Other exhibits included “Seats of New York: Benches, Stools & Chairs from across the State,” which presented a sampling of seating furniture by makers currently working in New York. The Members Gallery invited all members who registered for the conference to submit a piece, which was a great opportunity for those looking to gain experience exhibiting their work.
A worthwhile experience
A chairmaking workshop was one of the more popular hands-on presentations on the schedule and featured Vivian Beer, Curtis Buchanan and Will Neptune. As they built chairs of their own designs, each artist demonstrated the processes they use, shared their design motives, and explained how material affects both their design and building techniques.
Grey Jackson of G. Jackson Furniture in Kilgore, Texas, says this workshop made his travel efforts worthwhile. “It was good to have been there. I don’t know where I would have gotten another chance to see that. The people building were real good about answering questions,” he says.
Most attendees agreed networking is one of the most valuable parts of the conference. They get to know other artisans with different approaches and, in the process, gain a better understanding of and appreciation for their work and philosophy.
“Without the kind of opportunities the Furniture Society offers, we would miss the many benefits that can come from gathering, sharing our work and our frustrations, and garnering new ideas, thoughts and approaches,” says Alf Sharp, a furniture maker in Woodbury, Tenn.
Jeff Miller, of J. Miller Handcrafted Furniture in Chicago, says he is most interested in the exchange of ideas at the conferences.
“There are the many different ways that people think about their work as well; from the highly philosophical to the very gritty realities of wanting to find a way to use a particular tool,” says Miller.
Josh Markel, a furniture maker from Philadelphia, was only able to attend one day. He made the most of it.
“I went to a session on bent laminations, which was quite interesting because I do a lot of them and the workshop instructor had some innovative techniques,” Markel says. “I also like hearing about projects that people are doing that are related to the field, such as several people’s work trying to use woodworking and furniture making as a development strategy in the Third World.”

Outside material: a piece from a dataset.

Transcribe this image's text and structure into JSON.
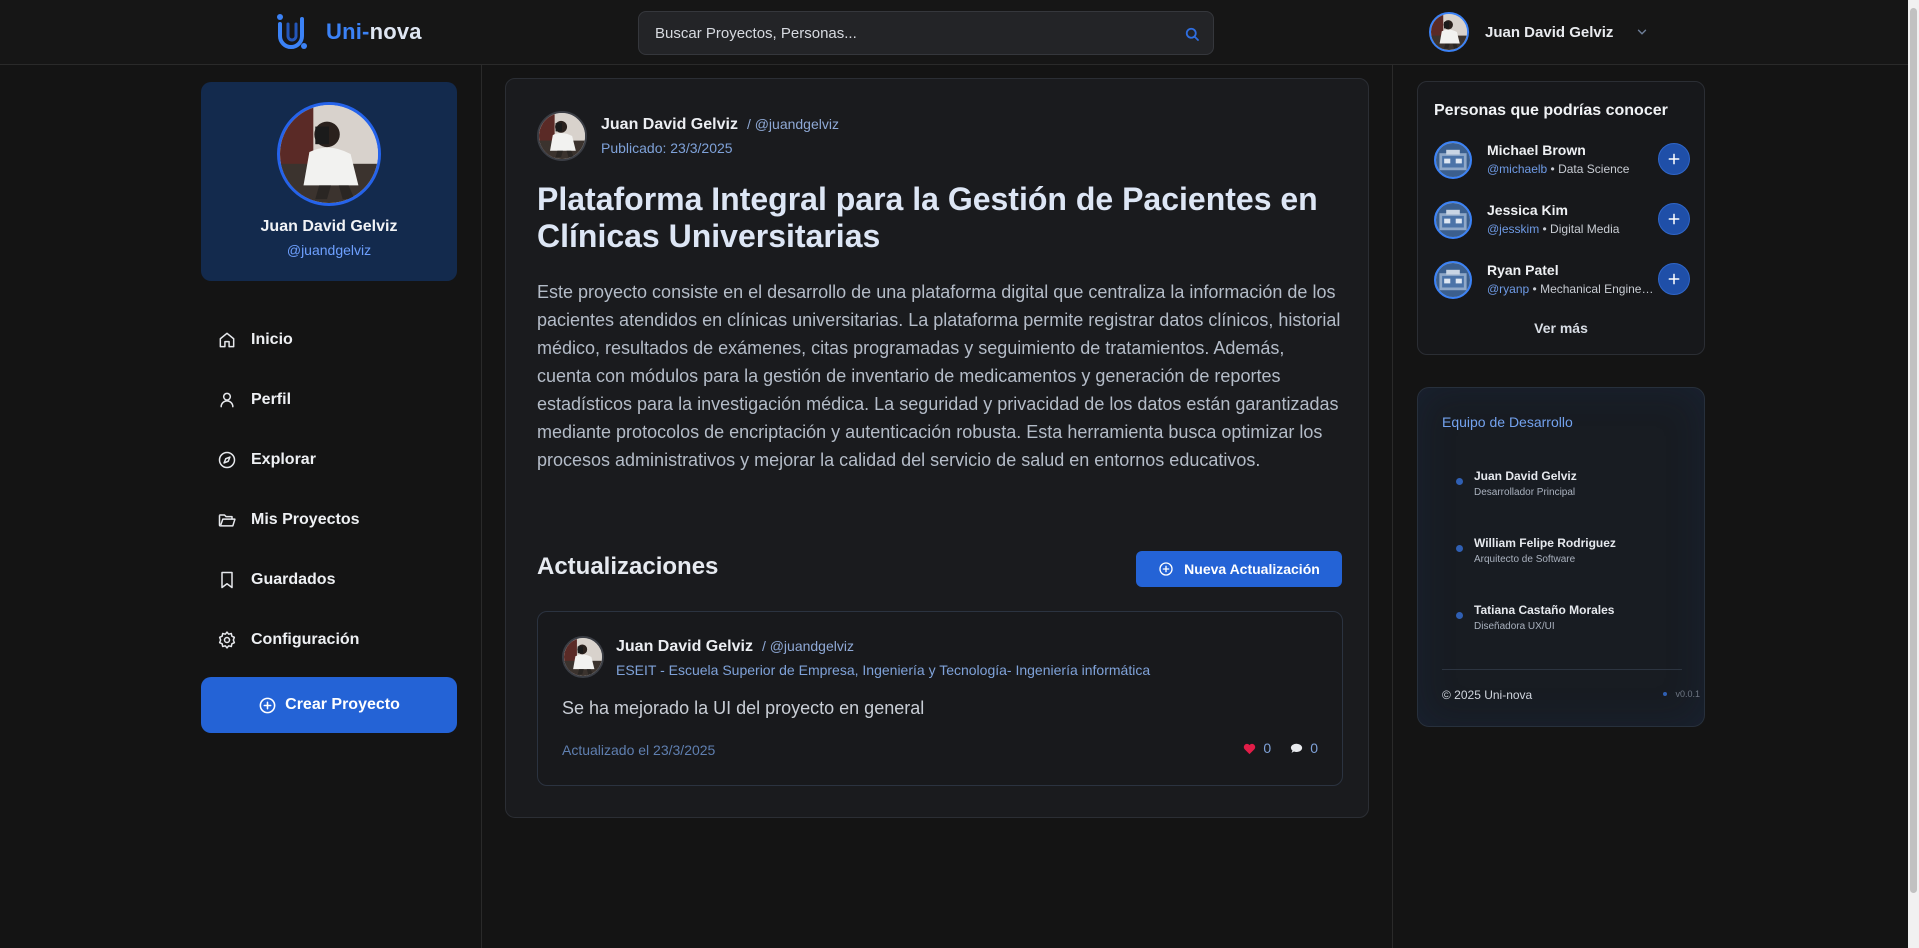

Frank Burns of Boston attended the conference for the first time as a new society member. He was excited to interact, discuss, and share with so many experienced and talented makers. “These conferences and the society in general, I believe, fill a very important role in that they build and maintain community for people engaged in work that is essentially solitary,” he says. “You and the tool and the material hang in the balance until you, the creator, precipitate movement in a unique direction. To be able to share these very personal experiences, whether verbally or just through the viewing of others work, encourages and stimulates me to continue.”
See you in Boone
After commenting on the exceptional turnout of the conference, Furniture Society president Rachel Fuld says the group is focusing on its Educational Grants program, which helps members pursue individual study or to attend classes at any of the many excellent furniture-related programs around the country. In other matters, the society board has decided to keep the search open for an executive director, and Lynn Szymanski will step down from her position on the board to fill the role of interim executive director.
Next year’s conference will be held June 10-13 at Appalachian State University in Boone, N.C.